The animated TV landscape is as full as it has ever been, and a good portion of those shows are aimed at a grown-up market. There are certainly edgier shows in the Adult Swim lineup than The Venture Bros., but none are as smart. In its uncensored DVD form, the show pushes plenty of boundaries, with swearing and animated penises aplenty, but the quality of Hammer and Publick's scripts make it the good kind of adult programming.
Season Three goes to some new places for the show, spending a lot of time with a post-Venture Monarch and a slew of character back stories. There are origin tales for Phantom Limb, the Monarch, and Billy, as well as scenes of Brock from his OSI days (complete with a blood-soaked montage that shows what G.I.Joe would look like if it were real), and appearances by the Murderous Moppets, Pete White, the Order of the Triad, Dr. Dugong, Molotov Cocktease, Richard and Sally Impossible, and Ned. Some of the best stuff comes in the form of flashbacks to Team Venture fighting bad guys and swapping wives in the '60s.

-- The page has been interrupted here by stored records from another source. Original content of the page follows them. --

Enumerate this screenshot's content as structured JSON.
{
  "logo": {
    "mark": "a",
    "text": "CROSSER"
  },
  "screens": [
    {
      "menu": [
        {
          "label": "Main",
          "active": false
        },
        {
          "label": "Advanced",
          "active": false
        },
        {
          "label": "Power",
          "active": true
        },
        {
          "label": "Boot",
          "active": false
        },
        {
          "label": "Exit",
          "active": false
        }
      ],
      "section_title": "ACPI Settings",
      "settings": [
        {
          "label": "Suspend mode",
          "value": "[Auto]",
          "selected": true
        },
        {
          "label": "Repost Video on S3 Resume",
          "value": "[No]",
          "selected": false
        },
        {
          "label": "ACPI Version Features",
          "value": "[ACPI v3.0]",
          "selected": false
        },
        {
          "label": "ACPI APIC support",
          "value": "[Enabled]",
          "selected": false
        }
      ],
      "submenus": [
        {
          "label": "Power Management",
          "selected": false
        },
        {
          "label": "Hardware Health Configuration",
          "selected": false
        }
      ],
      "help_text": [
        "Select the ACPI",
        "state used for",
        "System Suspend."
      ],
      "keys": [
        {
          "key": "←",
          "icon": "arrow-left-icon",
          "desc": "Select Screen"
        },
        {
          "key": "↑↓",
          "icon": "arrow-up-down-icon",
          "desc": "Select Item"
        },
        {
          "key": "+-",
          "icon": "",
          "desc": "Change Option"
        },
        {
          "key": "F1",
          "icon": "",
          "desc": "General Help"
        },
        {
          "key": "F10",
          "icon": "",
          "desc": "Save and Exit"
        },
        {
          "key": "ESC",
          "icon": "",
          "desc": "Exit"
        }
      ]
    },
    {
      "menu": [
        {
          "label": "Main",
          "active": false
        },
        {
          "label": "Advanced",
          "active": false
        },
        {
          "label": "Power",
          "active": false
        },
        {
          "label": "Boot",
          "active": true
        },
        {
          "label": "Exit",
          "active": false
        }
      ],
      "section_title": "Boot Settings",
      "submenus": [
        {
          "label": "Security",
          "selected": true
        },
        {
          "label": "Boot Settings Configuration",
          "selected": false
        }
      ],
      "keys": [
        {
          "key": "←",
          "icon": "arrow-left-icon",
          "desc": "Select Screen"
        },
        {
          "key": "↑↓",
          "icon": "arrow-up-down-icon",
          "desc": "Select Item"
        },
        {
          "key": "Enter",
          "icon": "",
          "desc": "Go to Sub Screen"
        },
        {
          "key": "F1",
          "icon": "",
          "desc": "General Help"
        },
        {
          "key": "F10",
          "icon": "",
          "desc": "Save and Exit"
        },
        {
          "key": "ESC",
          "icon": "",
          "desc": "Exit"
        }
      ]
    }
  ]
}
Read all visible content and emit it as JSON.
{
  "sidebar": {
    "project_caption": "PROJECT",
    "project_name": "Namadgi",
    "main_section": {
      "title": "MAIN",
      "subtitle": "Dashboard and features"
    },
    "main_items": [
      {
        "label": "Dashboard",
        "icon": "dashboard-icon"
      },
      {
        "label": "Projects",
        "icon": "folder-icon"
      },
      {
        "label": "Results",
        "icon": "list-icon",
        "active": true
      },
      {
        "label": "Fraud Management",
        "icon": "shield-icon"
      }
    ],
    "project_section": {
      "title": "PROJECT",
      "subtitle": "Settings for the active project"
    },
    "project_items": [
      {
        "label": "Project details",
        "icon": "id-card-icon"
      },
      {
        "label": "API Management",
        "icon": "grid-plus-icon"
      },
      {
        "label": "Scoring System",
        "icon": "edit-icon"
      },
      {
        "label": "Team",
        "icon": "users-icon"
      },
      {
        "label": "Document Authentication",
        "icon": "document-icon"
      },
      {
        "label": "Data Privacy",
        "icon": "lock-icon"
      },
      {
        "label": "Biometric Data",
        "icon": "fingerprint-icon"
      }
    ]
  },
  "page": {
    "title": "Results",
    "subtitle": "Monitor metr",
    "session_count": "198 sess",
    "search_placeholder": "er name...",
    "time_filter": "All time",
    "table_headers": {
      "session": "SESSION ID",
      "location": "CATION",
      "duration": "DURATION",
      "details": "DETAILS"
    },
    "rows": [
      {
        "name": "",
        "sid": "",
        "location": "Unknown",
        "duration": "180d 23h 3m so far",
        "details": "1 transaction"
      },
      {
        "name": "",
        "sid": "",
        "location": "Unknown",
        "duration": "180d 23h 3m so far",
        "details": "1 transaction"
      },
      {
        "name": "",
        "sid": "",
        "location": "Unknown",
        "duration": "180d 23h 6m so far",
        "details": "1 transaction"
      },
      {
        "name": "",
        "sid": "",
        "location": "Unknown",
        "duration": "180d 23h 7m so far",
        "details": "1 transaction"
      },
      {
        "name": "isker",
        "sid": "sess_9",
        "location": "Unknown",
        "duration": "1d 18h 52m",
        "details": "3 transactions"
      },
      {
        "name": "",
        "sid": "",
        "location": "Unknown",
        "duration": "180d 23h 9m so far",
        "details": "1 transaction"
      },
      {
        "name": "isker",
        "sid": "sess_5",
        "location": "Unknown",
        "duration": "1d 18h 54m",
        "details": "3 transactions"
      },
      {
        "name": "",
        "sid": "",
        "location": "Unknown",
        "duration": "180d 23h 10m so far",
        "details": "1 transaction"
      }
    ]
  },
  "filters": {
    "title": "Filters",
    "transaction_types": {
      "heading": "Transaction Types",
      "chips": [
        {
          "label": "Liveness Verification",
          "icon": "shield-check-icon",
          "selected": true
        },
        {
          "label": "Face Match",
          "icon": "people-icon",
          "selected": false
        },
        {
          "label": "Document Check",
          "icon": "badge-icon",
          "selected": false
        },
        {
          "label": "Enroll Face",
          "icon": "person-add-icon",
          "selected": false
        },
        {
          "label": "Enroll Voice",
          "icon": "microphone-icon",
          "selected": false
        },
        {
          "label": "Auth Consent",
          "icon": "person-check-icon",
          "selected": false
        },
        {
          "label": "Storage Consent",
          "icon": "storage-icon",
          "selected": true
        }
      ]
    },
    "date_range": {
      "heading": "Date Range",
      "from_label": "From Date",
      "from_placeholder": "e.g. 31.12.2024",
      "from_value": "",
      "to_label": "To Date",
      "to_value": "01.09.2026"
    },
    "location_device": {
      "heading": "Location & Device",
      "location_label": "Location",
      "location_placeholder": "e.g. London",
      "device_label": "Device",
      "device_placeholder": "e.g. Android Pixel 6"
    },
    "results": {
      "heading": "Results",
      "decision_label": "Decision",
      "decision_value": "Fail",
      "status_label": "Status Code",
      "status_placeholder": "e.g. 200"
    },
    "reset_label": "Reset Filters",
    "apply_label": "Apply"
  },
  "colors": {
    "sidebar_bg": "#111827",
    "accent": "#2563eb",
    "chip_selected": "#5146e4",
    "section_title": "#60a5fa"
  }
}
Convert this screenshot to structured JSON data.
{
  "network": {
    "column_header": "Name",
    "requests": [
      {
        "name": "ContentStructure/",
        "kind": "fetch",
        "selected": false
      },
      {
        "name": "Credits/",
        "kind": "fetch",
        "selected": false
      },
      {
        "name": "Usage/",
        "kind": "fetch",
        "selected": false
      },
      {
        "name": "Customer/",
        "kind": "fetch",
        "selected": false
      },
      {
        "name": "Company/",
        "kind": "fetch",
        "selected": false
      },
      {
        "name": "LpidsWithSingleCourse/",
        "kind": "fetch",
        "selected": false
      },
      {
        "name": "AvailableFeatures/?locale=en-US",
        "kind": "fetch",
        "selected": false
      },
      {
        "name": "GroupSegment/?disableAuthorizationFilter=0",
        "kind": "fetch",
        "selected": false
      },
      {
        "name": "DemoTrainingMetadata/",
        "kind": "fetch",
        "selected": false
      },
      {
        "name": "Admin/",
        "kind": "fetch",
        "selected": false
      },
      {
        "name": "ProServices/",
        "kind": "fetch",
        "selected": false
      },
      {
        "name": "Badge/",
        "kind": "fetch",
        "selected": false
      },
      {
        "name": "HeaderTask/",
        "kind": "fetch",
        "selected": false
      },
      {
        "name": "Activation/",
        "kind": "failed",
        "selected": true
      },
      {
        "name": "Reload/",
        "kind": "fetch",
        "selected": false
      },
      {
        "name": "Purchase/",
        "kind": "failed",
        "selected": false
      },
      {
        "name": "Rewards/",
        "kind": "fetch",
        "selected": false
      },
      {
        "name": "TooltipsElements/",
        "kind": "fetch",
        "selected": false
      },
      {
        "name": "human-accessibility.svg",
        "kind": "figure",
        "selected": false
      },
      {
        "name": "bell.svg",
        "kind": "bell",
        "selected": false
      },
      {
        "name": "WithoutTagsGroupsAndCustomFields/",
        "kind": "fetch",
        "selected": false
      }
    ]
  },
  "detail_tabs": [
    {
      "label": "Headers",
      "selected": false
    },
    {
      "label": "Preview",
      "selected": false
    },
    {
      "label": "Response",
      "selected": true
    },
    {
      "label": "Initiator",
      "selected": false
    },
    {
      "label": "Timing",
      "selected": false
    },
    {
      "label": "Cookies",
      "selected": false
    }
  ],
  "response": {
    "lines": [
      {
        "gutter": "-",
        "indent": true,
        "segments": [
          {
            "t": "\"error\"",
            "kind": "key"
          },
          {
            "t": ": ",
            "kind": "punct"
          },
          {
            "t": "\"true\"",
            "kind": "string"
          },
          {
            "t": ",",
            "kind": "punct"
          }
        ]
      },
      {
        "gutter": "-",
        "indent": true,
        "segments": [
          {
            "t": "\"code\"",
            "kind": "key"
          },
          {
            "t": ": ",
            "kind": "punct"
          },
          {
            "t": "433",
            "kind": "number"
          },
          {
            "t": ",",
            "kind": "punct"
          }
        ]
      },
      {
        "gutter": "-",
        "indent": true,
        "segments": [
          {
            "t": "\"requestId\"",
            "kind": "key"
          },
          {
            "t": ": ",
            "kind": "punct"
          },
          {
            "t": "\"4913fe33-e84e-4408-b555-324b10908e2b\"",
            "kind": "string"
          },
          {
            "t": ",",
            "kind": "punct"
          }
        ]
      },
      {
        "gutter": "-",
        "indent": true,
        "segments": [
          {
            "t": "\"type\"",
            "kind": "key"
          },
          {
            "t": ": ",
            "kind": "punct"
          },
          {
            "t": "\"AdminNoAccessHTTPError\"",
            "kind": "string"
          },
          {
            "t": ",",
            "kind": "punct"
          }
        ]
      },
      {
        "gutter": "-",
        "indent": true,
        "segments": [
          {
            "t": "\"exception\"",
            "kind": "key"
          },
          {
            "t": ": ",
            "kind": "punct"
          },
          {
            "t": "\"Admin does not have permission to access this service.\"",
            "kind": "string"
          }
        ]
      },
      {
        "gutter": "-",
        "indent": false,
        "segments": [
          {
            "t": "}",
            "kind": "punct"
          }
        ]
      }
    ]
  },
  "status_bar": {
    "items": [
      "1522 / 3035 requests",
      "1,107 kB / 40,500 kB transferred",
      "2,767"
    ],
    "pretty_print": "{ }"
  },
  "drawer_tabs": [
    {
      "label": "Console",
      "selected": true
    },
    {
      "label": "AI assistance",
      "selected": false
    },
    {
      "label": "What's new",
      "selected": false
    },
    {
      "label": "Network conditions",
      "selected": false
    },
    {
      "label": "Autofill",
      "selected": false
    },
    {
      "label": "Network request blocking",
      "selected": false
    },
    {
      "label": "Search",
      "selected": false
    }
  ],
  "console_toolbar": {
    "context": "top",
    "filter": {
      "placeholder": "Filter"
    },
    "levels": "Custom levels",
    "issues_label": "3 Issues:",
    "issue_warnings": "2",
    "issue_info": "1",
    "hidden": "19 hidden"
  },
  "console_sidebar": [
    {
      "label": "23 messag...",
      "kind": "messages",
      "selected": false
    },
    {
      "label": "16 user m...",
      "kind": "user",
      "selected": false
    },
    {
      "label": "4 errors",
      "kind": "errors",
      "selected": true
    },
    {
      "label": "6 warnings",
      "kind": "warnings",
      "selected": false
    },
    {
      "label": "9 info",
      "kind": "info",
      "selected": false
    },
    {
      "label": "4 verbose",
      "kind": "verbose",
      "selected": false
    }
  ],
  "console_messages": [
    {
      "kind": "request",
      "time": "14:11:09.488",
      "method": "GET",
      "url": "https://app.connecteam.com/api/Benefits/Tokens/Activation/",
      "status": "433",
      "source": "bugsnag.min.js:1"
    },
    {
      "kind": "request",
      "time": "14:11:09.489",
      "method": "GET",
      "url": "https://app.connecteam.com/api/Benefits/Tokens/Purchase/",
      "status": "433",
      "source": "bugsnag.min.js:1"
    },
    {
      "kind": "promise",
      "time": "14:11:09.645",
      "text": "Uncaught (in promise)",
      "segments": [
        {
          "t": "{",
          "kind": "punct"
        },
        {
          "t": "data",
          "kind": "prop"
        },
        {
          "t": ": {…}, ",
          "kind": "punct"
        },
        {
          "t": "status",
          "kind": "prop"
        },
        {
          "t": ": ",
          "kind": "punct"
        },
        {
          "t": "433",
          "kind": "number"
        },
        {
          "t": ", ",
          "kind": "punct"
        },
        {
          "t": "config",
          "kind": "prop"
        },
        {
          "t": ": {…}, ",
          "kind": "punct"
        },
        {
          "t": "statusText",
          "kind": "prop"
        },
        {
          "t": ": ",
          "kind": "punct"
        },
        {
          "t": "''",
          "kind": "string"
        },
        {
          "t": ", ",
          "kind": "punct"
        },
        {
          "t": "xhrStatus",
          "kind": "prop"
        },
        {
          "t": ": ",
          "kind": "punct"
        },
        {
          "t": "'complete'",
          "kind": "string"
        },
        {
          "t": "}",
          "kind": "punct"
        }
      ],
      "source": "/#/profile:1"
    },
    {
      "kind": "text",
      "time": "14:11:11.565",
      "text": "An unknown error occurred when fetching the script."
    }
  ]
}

This season was the first to be shown in widescreen HD, and the format is shown off beautifully even on standard-def DVD. This kind of flat animation transitions well to digital, with rich colors and sharp detail. The Venture Bros. has always been a stylish show, and with a full 16:9 window to work with, Astro-Base Go! has created a season that's as gorgeous as it is funny. The 5.1 mix makes scant use of the rear speakers, but is overall dynamic enough that you probably won't notice. Frankly, Season Three looks so good on standard DVD the only reason to get the Blu-Ray instead is the bonus soundtrack CD (sadly missing from this release), or if you prefer the cover with the blue background to the yellow.
I don't usually write much about DVD packaging, but that's because packaging is usually an afterthought. Not here. The case looks like an old Atari game case. Inside, there's a fold-out photo of actors posing as Dr. Venture, Hank, Dean, and Brock gathered around the TV playing the fictional Venture Bros. game. For a taste of what that game might have been, check out the animated DVD menus, complete with a pixilated Brock jumping over alligators Pitfall!-style, and The Monarch shooting Venture skulls.
The bulk of the bonus material are commentaries on every episode by Hammer and Publick. They occasionally talk about the show, but mostly go on tangents, goof around, and smoke. It's pretty great. Just make sure you've seen the full season before listening to any of the commentaries, because they spoil a major death in the final episode—and they do it repeatedly. Disc two also has "deleted scenes" for every episode except "Tears Of A Sea Cow" and "The Lepidopterists," which consist of the recorded audio over storyboard stills.
Hammer and Publick may be taking their sweet time to finish the next batch of episodes, but fans should take some solace in how darn great The Venture Bros. Season Three is. Full of clever writing and compelling characters, the show is completely rewatchable, and has never looked better.
Super not guilty!
Give us your feedback!
What's "fair"? Whether positive or negative, our reviews should be unbiased, informative, and critique the material on its own merits.
Scales of Justice
Studio: Warner Bros.
Review content copyright © 2009 Erich Asperschlager; Site design and review layout copyright © 2014 Verdict Partners LLC. All rights reserved.